As for inventory, this company's management team has a rich history of moving unwanted merchandise quickly in order to recognize more higher-margin, full-price sales.
The company is also benefiting from the exceptional growth of Aerie, its intimate apparel brand. Aerie's revenue grew 72% in 2021 over its 2019 (pre-pandemic) base, which has encouraged management to open dozens of new Aerie locations moving forward.
With a smart management team, time-tested operating model, and 4.7% dividend yield, American Eagle Outfitters looks like an ideal buy for income and value investors.
AGNC Investment Corp.: 12.4% yield
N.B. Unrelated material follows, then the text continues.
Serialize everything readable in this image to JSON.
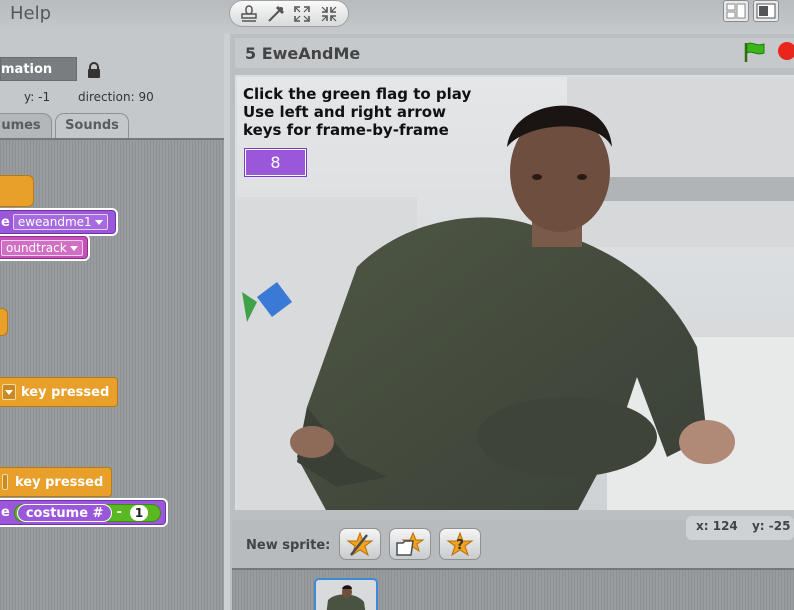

The third and final ultra-cheap, high-yield stock that's begging to be bought during the Nasdaq bear market swoon is mortgage real estate investment trust (REIT) AGNC Investment Corp. (AGNC -0.32%). AGNC can be purchased for a little over 5 times Wall Street's forecast earnings for 2023, and is trading at just 74% of its tangible net book value, as of Dec. 31, 2021.
Although mortgage REITs purchase complex assets, their operating model is pretty easy to grasp. Companies like AGNC are looking to borrow money at low short-term rates, then use this capital to purchase higher-yielding long-term assets, such as mortgage-backed securities (MBS). The wider the gap (known as "net interest margin") between the average yield received minus the average borrowing rate, often the more profitable the mortgage REIT.
It could be argued that no industry is more universally disliked by Wall Street at the moment than mortgage REITs. That's because higher interest rates will increase short-term borrowing costs. At the same time, the Treasury yield curve has flattened, which tends to shrink the net interest margin recognized by mortgage REITs.
On the flipside, higher interest rates should provide a lift to the MBSs AGNC is buying over time. Translation: Patience should allow the company's net interest margin to expand.
What's more, $79.7 billion of the company's $82 billion investment portfolio as of the end of 2021 was comprised of agency securities. These are assets backed by the federal government in the unlikely event of a default. The key point being that this added protection allows AGNC to use leverage to its advantage to increase its profits.
Considering that most mortgage REITs trade close to their respective book values, a 26% discount to tangible net book value is a bargain for AGNC. The cherry on top is that it also parses out a monthly dividend that equates to a 12.4% annual yield.